World Bank on 6 October 2014 released South Asia Economic Focus report. According to the report, the region’s economy will expand by 6 percent in 2015 and by 6.4 percent in 2016 as compared to 5.4 percent in 2014, potentially making it the second fastest growing region in the world after East Asia and the Pacific.
Highlights of the report
• South Asia’s economy will expand by a real 6 percent in 2015 and by 6.4 percent in 2016 compared to 5.4 percent in 2014. The increase of economy is potentially making it the second fastest growing region in the world after East Asia and the Pacific.
• The outlook for South Asia over the next years indicates broad economic stability and a pick-up in growth with potential risks concentrated on the fiscal and structural reform side.

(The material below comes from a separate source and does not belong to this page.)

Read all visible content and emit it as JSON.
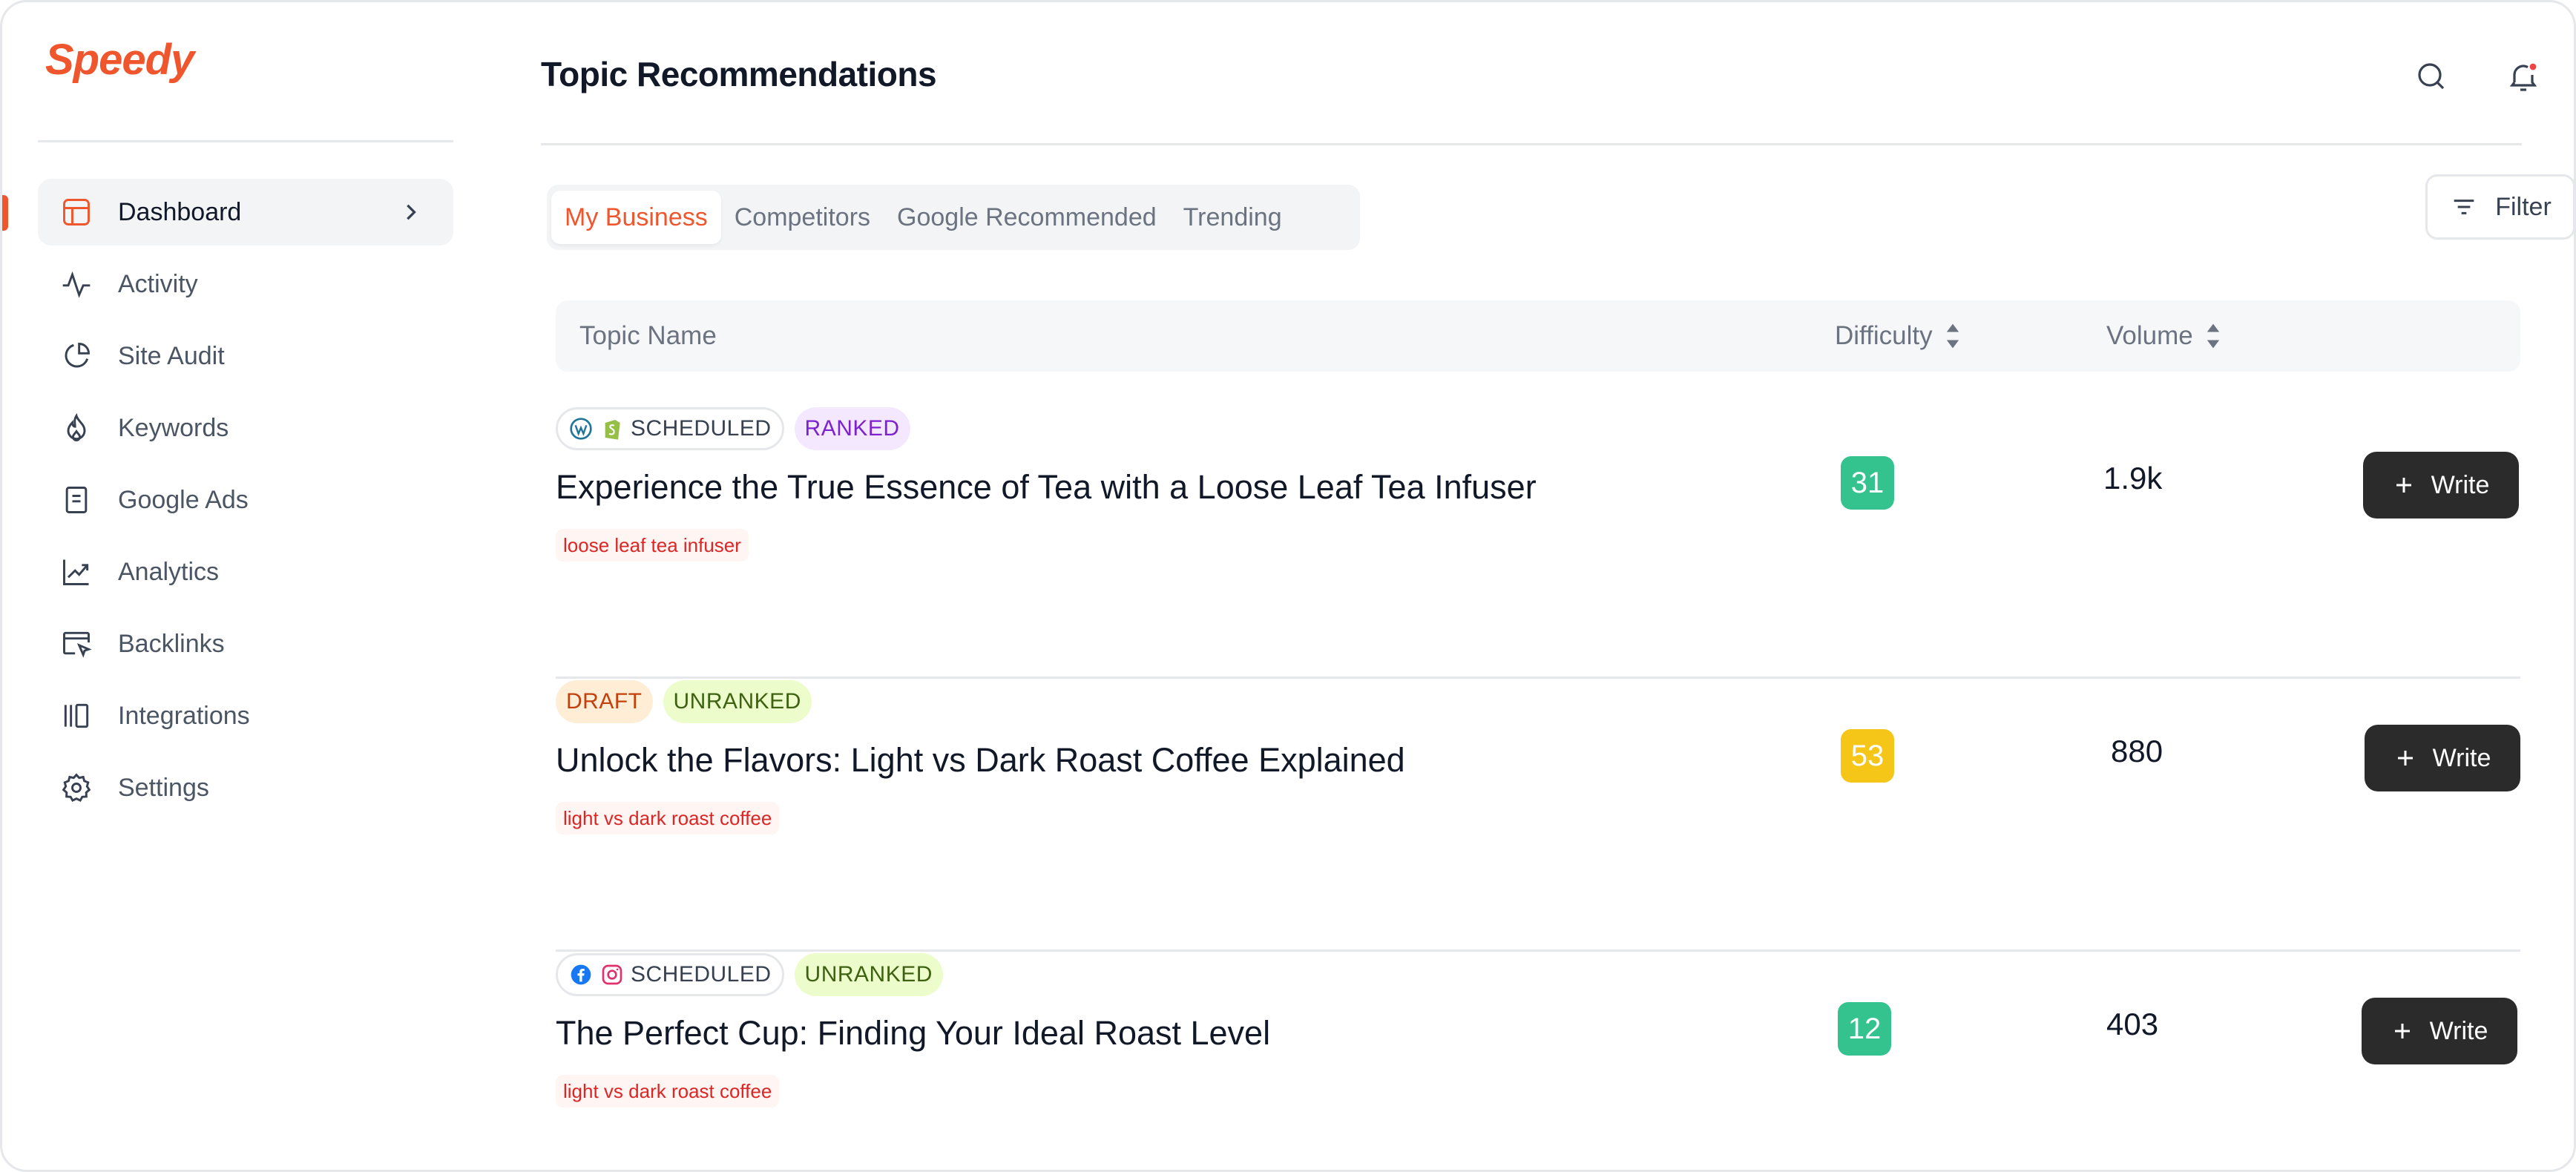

• But the Future growth will increasingly depend on strong investment and export performance.
• Global recovery remains below expectations and has proven uneven in the across major economies like US and Euro Zone.
• Monetary tightening in an increasingly dynamic US and potential deflation in a weak Euro zone constitute sources of risk for developing and emerging market economies alike. However, bigger effects on the fortunes of the region could come from domestic developments.
• Political turmoil and non-sustainable fiscal policies could undermine stability and investor confidence in South Asia whereas sound macroeconomic policies and economic reforms could spur faster growth.
• Exports in the South Asia region have recently shown a strong export performance which is growing in the double digits in most of the countries.
• Sales abroad were boosted by favorable tailwinds, such as the depreciation of the Indian rupee in 2013; there are also deeper trends at play.
• Export diversification by type of product increased, as did the share of emerging markets in total exports. These are manifestations of an increasingly stronger position of the region in global markets.
• South Asia has an opportunity to become the manufacturing hub of the world since East Asian labour costs increased but achieving this will require boosting competitiveness.
• Other countries in South Asia are Afghanistan, Bangladesh, Bhutan, Maldives, Nepal, Pakistan and Sri Lanka.
• Pakistan’s economic growth is forecast at 4.4 percent in FY2015 after 4.1 percent in 2014. Recent political turmoil of Pakistan had damaged investor confidence and thereby weakened growth prospects.
• Bangladesh is forecast to grow by 6.2 percent in 2015 and an estimated 6.1 percent in 2014.
• Sri Lanka is expected to continue its strong growth at 8.2 percent in 2015 rising from 7.8 percent in 2014.
• Afghanistan is on a more fragile path, dominated by security and political concerns, after having grown by a modest 1.5 percent in 2013.
• The report claims that the Indian economy will comprise 80 percent of the region’s output, which is set to grow by 6.4 percent in fiscal year (FY) 2015-16 after 5.6 percent in FY 2014-15.
• According to report, India is benefiting from a Modi dividend as the economic activity kept floating by expectations from the newly elected government of Prime Minister Narendra Modi.
• Recovery of US economy will provide a market for Indian merchandise and service exports. Private investment is expected to pick up, and declining oil prices should boost private sector competitiveness.
• But economic reforms will be needed for India to achieve its full long-term growth potential.
What: Released by World Bank
When: 6 October 2014